▶ ASSIGNMENT:
Going through the data below, copy out each line where the word "icon" shows up.

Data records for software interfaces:
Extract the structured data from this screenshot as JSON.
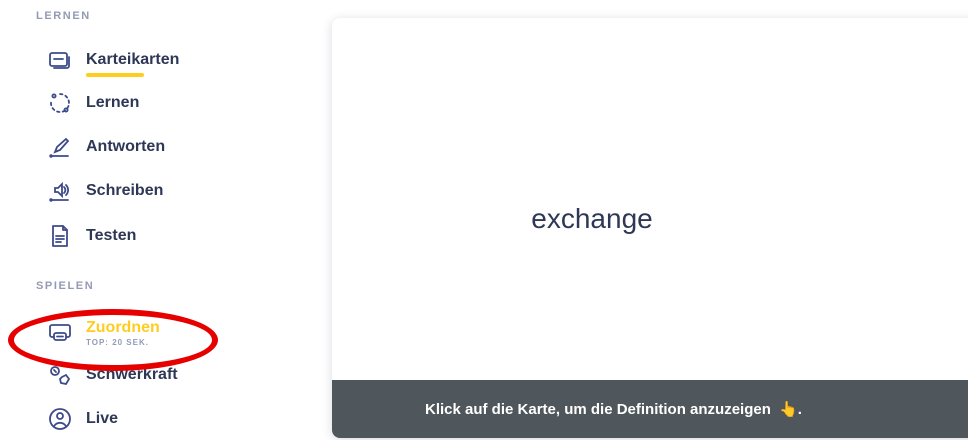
{
  "sidebar": {
    "sections": {
      "learn": "LERNEN",
      "play": "SPIELEN"
    },
    "items": [
      {
        "label": "Karteikarten",
        "icon": "flashcards-icon"
      },
      {
        "label": "Lernen",
        "icon": "learn-cycle-icon"
      },
      {
        "label": "Antworten",
        "icon": "write-pen-icon"
      },
      {
        "label": "Schreiben",
        "icon": "speaker-spell-icon"
      },
      {
        "label": "Testen",
        "icon": "test-document-icon"
      },
      {
        "label": "Zuordnen",
        "sub": "TOP: 20 SEK.",
        "icon": "match-cards-icon"
      },
      {
        "label": "Schwerkraft",
        "icon": "gravity-icon"
      },
      {
        "label": "Live",
        "icon": "live-people-icon"
      }
    ]
  },
  "card": {
    "term": "exchange",
    "footer_hint": "Klick auf die Karte, um die Definition anzuzeigen",
    "footer_emoji": "👆",
    "footer_period": "."
  },
  "colors": {
    "accent_yellow": "#ffcd1f",
    "text": "#2e3856",
    "muted": "#939bb4",
    "footer_bg": "#4f575c",
    "highlight_red": "#e60000"
  }
}
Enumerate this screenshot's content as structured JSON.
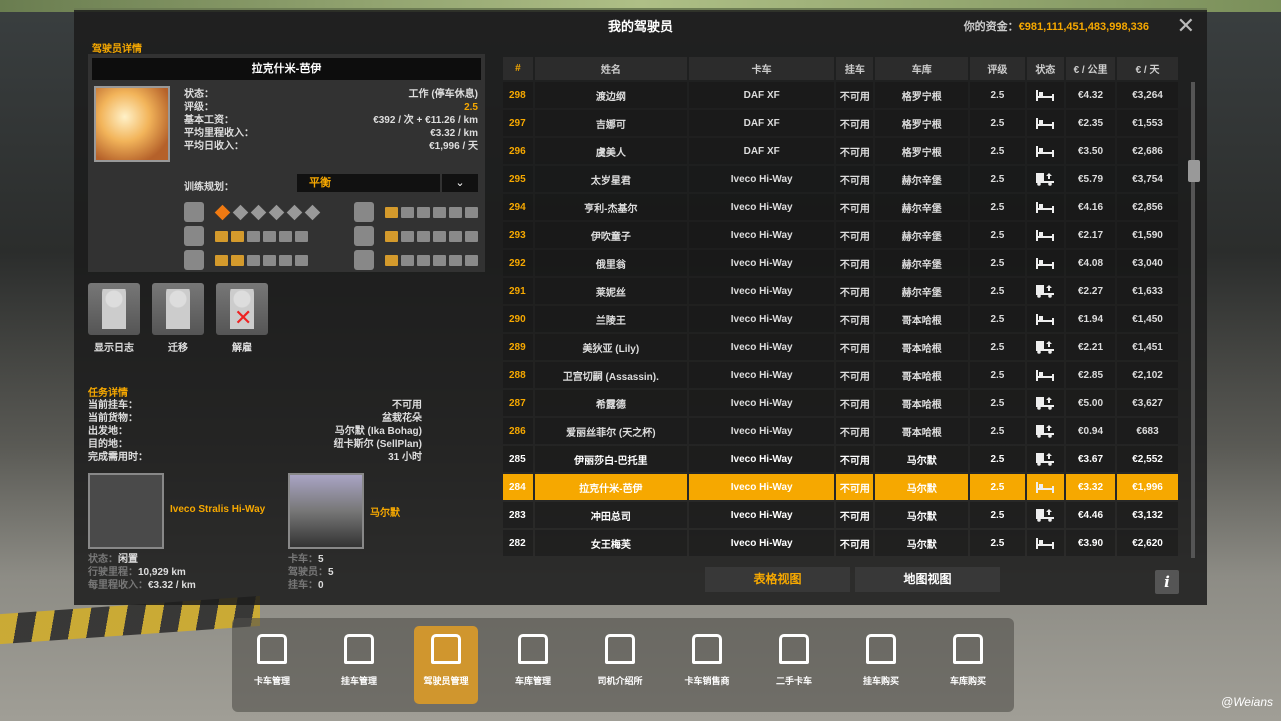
{
  "window": {
    "title": "我的驾驶员",
    "funds_label": "你的资金：",
    "funds_value": "€981,111,451,483,998,336"
  },
  "driver": {
    "section": "驾驶员详情",
    "name": "拉克什米-芭伊",
    "fields": [
      {
        "k": "状态：",
        "v": "工作 (停车休息)"
      },
      {
        "k": "评级：",
        "v": "2.5"
      },
      {
        "k": "基本工资：",
        "v": "€392 / 次 + €11.26 / km"
      },
      {
        "k": "平均里程收入：",
        "v": "€3.32 / km"
      },
      {
        "k": "平均日收入：",
        "v": "€1,996 / 天"
      }
    ],
    "training_label": "训练规划：",
    "training_value": "平衡",
    "skills": {
      "adr": 1,
      "distance": 2,
      "high_value": 2,
      "fragile": 1,
      "urgent": 1,
      "eco": 1
    },
    "actions": [
      "显示日志",
      "迁移",
      "解雇"
    ]
  },
  "task": {
    "section": "任务详情",
    "fields": [
      {
        "k": "当前挂车：",
        "v": "不可用"
      },
      {
        "k": "当前货物：",
        "v": "盆栽花朵"
      },
      {
        "k": "出发地：",
        "v": "马尔默 (Ika Bohag)"
      },
      {
        "k": "目的地：",
        "v": "纽卡斯尔 (SellPlan)"
      },
      {
        "k": "完成需用时：",
        "v": "31 小时"
      }
    ]
  },
  "truck": {
    "name": "Iveco Stralis Hi-Way",
    "status_k": "状态：",
    "status_v": "闲置",
    "km_k": "行驶里程：",
    "km_v": "10,929 km",
    "inc_k": "每里程收入：",
    "inc_v": "€3.32 / km"
  },
  "garage": {
    "name": "马尔默",
    "trucks_k": "卡车：",
    "trucks_v": "5",
    "drivers_k": "驾驶员：",
    "drivers_v": "5",
    "trailers_k": "挂车：",
    "trailers_v": "0"
  },
  "table": {
    "headers": [
      "#",
      "姓名",
      "卡车",
      "挂车",
      "车库",
      "评级",
      "状态",
      "€ / 公里",
      "€ / 天"
    ],
    "rows": [
      [
        "298",
        "渡边纲",
        "DAF XF",
        "不可用",
        "格罗宁根",
        "2.5",
        "bed",
        "€4.32",
        "€3,264"
      ],
      [
        "297",
        "吉娜可",
        "DAF XF",
        "不可用",
        "格罗宁根",
        "2.5",
        "bed",
        "€2.35",
        "€1,553"
      ],
      [
        "296",
        "虞美人",
        "DAF XF",
        "不可用",
        "格罗宁根",
        "2.5",
        "bed",
        "€3.50",
        "€2,686"
      ],
      [
        "295",
        "太岁星君",
        "Iveco Hi-Way",
        "不可用",
        "赫尔辛堡",
        "2.5",
        "truck",
        "€5.79",
        "€3,754"
      ],
      [
        "294",
        "亨利-杰基尔",
        "Iveco Hi-Way",
        "不可用",
        "赫尔辛堡",
        "2.5",
        "bed",
        "€4.16",
        "€2,856"
      ],
      [
        "293",
        "伊吹童子",
        "Iveco Hi-Way",
        "不可用",
        "赫尔辛堡",
        "2.5",
        "bed",
        "€2.17",
        "€1,590"
      ],
      [
        "292",
        "俄里翁",
        "Iveco Hi-Way",
        "不可用",
        "赫尔辛堡",
        "2.5",
        "bed",
        "€4.08",
        "€3,040"
      ],
      [
        "291",
        "莱妮丝",
        "Iveco Hi-Way",
        "不可用",
        "赫尔辛堡",
        "2.5",
        "truck",
        "€2.27",
        "€1,633"
      ],
      [
        "290",
        "兰陵王",
        "Iveco Hi-Way",
        "不可用",
        "哥本哈根",
        "2.5",
        "bed",
        "€1.94",
        "€1,450"
      ],
      [
        "289",
        "美狄亚 (Lily)",
        "Iveco Hi-Way",
        "不可用",
        "哥本哈根",
        "2.5",
        "truck",
        "€2.21",
        "€1,451"
      ],
      [
        "288",
        "卫宫切嗣 (Assassin).",
        "Iveco Hi-Way",
        "不可用",
        "哥本哈根",
        "2.5",
        "bed",
        "€2.85",
        "€2,102"
      ],
      [
        "287",
        "希露德",
        "Iveco Hi-Way",
        "不可用",
        "哥本哈根",
        "2.5",
        "truck",
        "€5.00",
        "€3,627"
      ],
      [
        "286",
        "爱丽丝菲尔 (天之杯)",
        "Iveco Hi-Way",
        "不可用",
        "哥本哈根",
        "2.5",
        "truck",
        "€0.94",
        "€683"
      ],
      [
        "285",
        "伊丽莎白-巴托里",
        "Iveco Hi-Way",
        "不可用",
        "马尔默",
        "2.5",
        "truck",
        "€3.67",
        "€2,552"
      ],
      [
        "284",
        "拉克什米-芭伊",
        "Iveco Hi-Way",
        "不可用",
        "马尔默",
        "2.5",
        "bed",
        "€3.32",
        "€1,996"
      ],
      [
        "283",
        "冲田总司",
        "Iveco Hi-Way",
        "不可用",
        "马尔默",
        "2.5",
        "truck",
        "€4.46",
        "€3,132"
      ],
      [
        "282",
        "女王梅芙",
        "Iveco Hi-Way",
        "不可用",
        "马尔默",
        "2.5",
        "bed",
        "€3.90",
        "€2,620"
      ]
    ],
    "selected": "284",
    "current_garage": "马尔默"
  },
  "views": [
    "表格视图",
    "地图视图"
  ],
  "dock": [
    "卡车管理",
    "挂车管理",
    "驾驶员管理",
    "车库管理",
    "司机介绍所",
    "卡车销售商",
    "二手卡车",
    "挂车购买",
    "车库购买"
  ],
  "dock_active": 2,
  "watermark": "@Weians",
  "colors": {
    "accent": "#f6a800"
  }
}
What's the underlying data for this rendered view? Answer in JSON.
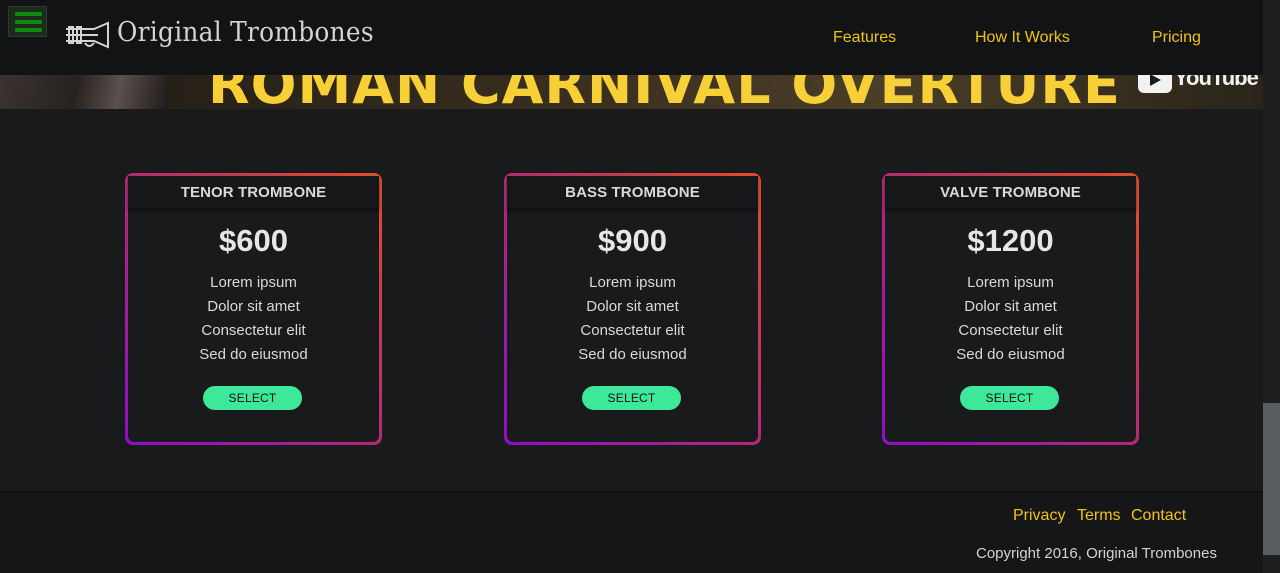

▶ WRITTEN SOLUTION:
        "icon": "flashcards-icon"
        "icon": "learn-cycle-icon"
        "icon": "write-pen-icon"
        "icon": "speaker-spell-icon"
        "icon": "test-document-icon"
        "icon": "match-cards-icon"
        "icon": "gravity-icon"
        "icon": "live-people-icon"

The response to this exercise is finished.